Task details:
Everything from the line with "Convert this screenshot" through the last line of the records below should be copied exactly, both ends included.
BEGIN
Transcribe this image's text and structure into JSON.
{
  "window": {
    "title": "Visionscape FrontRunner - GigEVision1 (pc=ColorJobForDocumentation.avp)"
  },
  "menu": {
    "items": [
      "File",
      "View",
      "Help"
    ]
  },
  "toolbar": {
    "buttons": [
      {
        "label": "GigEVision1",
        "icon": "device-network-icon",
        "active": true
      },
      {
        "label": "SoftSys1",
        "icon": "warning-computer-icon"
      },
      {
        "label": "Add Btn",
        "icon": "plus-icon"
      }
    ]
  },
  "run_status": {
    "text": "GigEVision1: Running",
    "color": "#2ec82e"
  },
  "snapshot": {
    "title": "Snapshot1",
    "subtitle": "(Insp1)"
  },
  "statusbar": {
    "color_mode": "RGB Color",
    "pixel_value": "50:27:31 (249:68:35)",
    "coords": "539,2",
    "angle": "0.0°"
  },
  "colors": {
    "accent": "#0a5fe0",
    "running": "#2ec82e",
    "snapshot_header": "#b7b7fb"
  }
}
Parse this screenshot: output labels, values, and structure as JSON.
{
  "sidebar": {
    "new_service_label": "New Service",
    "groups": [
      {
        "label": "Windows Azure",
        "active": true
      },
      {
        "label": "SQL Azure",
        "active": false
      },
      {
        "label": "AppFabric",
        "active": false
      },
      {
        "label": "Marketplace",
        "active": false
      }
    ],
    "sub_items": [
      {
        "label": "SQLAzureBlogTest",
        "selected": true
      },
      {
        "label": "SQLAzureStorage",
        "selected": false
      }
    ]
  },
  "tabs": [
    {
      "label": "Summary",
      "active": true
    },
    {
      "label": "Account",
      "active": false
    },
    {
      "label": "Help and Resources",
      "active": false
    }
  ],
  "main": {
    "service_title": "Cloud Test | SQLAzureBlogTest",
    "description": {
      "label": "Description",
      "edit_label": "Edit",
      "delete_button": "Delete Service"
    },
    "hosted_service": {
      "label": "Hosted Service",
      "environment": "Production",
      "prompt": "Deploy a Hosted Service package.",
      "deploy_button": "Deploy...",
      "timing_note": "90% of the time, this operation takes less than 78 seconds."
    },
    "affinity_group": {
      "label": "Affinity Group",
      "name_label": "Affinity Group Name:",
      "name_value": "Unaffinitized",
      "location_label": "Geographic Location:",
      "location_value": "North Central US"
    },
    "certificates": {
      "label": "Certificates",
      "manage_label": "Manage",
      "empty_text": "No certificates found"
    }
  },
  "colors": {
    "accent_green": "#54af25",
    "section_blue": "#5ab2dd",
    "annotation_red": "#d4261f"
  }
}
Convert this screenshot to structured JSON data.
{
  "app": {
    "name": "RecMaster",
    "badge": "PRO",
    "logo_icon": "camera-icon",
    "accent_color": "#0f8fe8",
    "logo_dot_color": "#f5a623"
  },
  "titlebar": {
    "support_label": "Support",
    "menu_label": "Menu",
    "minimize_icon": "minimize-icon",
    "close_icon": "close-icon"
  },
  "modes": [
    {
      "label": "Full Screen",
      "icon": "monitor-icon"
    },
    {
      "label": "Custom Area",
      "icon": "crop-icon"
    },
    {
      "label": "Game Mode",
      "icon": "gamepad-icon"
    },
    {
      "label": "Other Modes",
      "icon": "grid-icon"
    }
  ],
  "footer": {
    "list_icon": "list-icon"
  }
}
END
Exercise response:
Convert this screenshot to structured JSON data.
{
  "app": {
    "name": "RecMaster",
    "badge": "PRO",
    "logo_icon": "camera-icon",
    "accent_color": "#0f8fe8",
    "logo_dot_color": "#f5a623"
  },
  "titlebar": {
    "support_label": "Support",
    "menu_label": "Menu",
    "minimize_icon": "minimize-icon",
    "close_icon": "close-icon"
  },
  "modes": [
    {
      "label": "Full Screen",
      "icon": "monitor-icon"
    },
    {
      "label": "Custom Area",
      "icon": "crop-icon"
    },
    {
      "label": "Game Mode",
      "icon": "gamepad-icon"
    },
    {
      "label": "Other Modes",
      "icon": "grid-icon"
    }
  ],
  "footer": {
    "list_icon": "list-icon"
  }
}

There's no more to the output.